Read the data, and whenever a line holds the word "外墙平均热工特性", report that line.
/---
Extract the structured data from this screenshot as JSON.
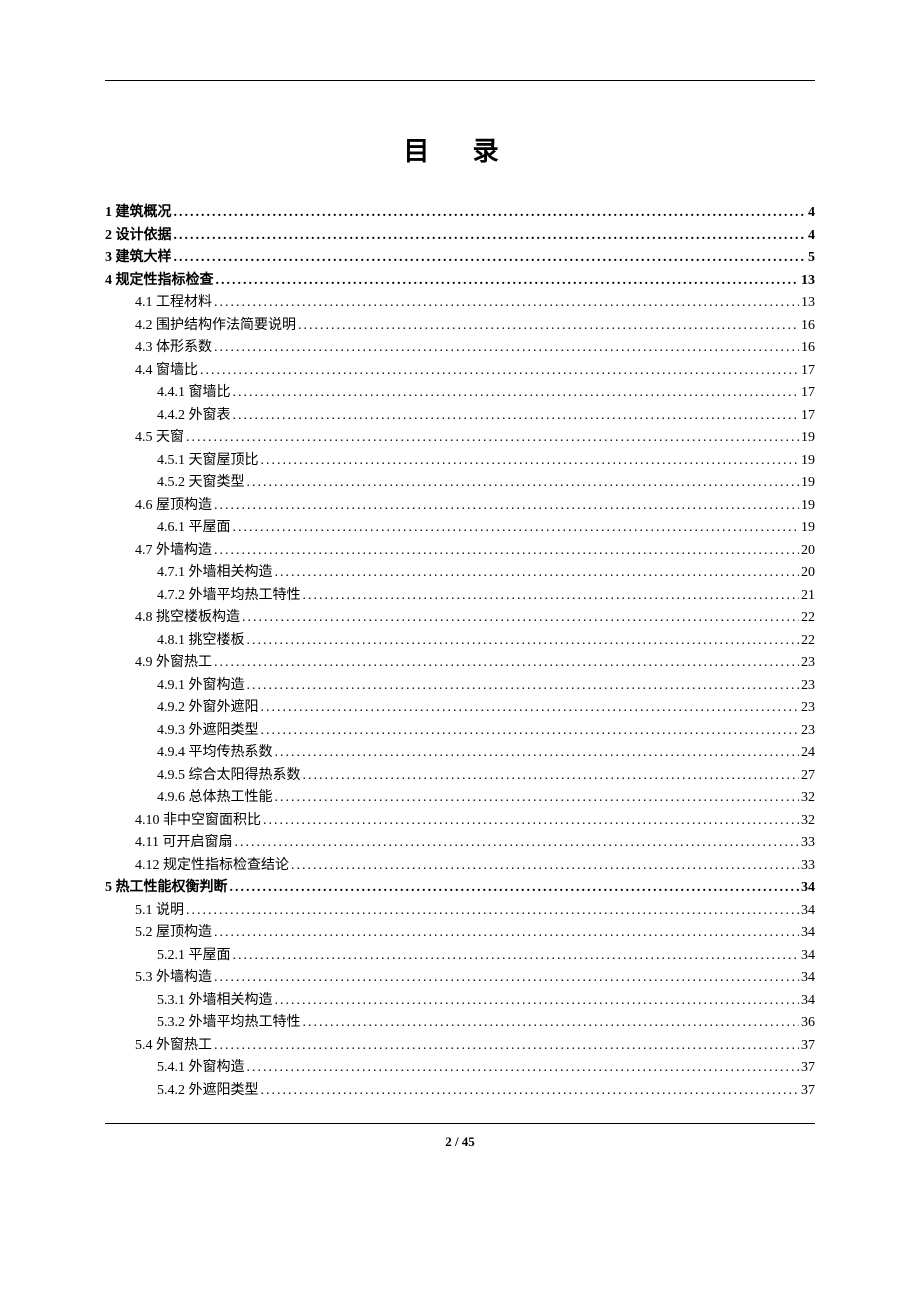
{
  "title": "目 录",
  "page_indicator": "2 / 45",
  "toc": [
    {
      "level": 0,
      "label": "1 建筑概况",
      "page": "4"
    },
    {
      "level": 0,
      "label": "2 设计依据",
      "page": "4"
    },
    {
      "level": 0,
      "label": "3 建筑大样",
      "page": "5"
    },
    {
      "level": 0,
      "label": "4 规定性指标检查",
      "page": "13"
    },
    {
      "level": 1,
      "label": "4.1 工程材料",
      "page": "13"
    },
    {
      "level": 1,
      "label": "4.2 围护结构作法简要说明",
      "page": "16"
    },
    {
      "level": 1,
      "label": "4.3 体形系数",
      "page": "16"
    },
    {
      "level": 1,
      "label": "4.4 窗墙比",
      "page": "17"
    },
    {
      "level": 2,
      "label": "4.4.1 窗墙比",
      "page": "17"
    },
    {
      "level": 2,
      "label": "4.4.2 外窗表",
      "page": "17"
    },
    {
      "level": 1,
      "label": "4.5 天窗",
      "page": "19"
    },
    {
      "level": 2,
      "label": "4.5.1 天窗屋顶比",
      "page": "19"
    },
    {
      "level": 2,
      "label": "4.5.2 天窗类型",
      "page": "19"
    },
    {
      "level": 1,
      "label": "4.6 屋顶构造",
      "page": "19"
    },
    {
      "level": 2,
      "label": "4.6.1 平屋面",
      "page": "19"
    },
    {
      "level": 1,
      "label": "4.7 外墙构造",
      "page": "20"
    },
    {
      "level": 2,
      "label": "4.7.1 外墙相关构造",
      "page": "20"
    },
    {
      "level": 2,
      "label": "4.7.2 外墙平均热工特性",
      "page": "21"
    },
    {
      "level": 1,
      "label": "4.8 挑空楼板构造",
      "page": "22"
    },
    {
      "level": 2,
      "label": "4.8.1 挑空楼板",
      "page": "22"
    },
    {
      "level": 1,
      "label": "4.9 外窗热工",
      "page": "23"
    },
    {
      "level": 2,
      "label": "4.9.1 外窗构造",
      "page": "23"
    },
    {
      "level": 2,
      "label": "4.9.2 外窗外遮阳",
      "page": "23"
    },
    {
      "level": 2,
      "label": "4.9.3 外遮阳类型",
      "page": "23"
    },
    {
      "level": 2,
      "label": "4.9.4 平均传热系数",
      "page": "24"
    },
    {
      "level": 2,
      "label": "4.9.5 综合太阳得热系数",
      "page": "27"
    },
    {
      "level": 2,
      "label": "4.9.6 总体热工性能",
      "page": "32"
    },
    {
      "level": 1,
      "label": "4.10 非中空窗面积比",
      "page": "32"
    },
    {
      "level": 1,
      "label": "4.11 可开启窗扇",
      "page": "33"
    },
    {
      "level": 1,
      "label": "4.12 规定性指标检查结论",
      "page": "33"
    },
    {
      "level": 0,
      "label": "5 热工性能权衡判断",
      "page": "34"
    },
    {
      "level": 1,
      "label": "5.1 说明",
      "page": "34"
    },
    {
      "level": 1,
      "label": "5.2 屋顶构造",
      "page": "34"
    },
    {
      "level": 2,
      "label": "5.2.1 平屋面",
      "page": "34"
    },
    {
      "level": 1,
      "label": "5.3 外墙构造",
      "page": "34"
    },
    {
      "level": 2,
      "label": "5.3.1 外墙相关构造",
      "page": "34"
    },
    {
      "level": 2,
      "label": "5.3.2 外墙平均热工特性",
      "page": "36"
    },
    {
      "level": 1,
      "label": "5.4 外窗热工",
      "page": "37"
    },
    {
      "level": 2,
      "label": "5.4.1 外窗构造",
      "page": "37"
    },
    {
      "level": 2,
      "label": "5.4.2 外遮阳类型",
      "page": "37"
    }
  ]
}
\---
### Solution to this task
      "label": "4.7.2 外墙平均热工特性",
      "label": "5.3.2 外墙平均热工特性",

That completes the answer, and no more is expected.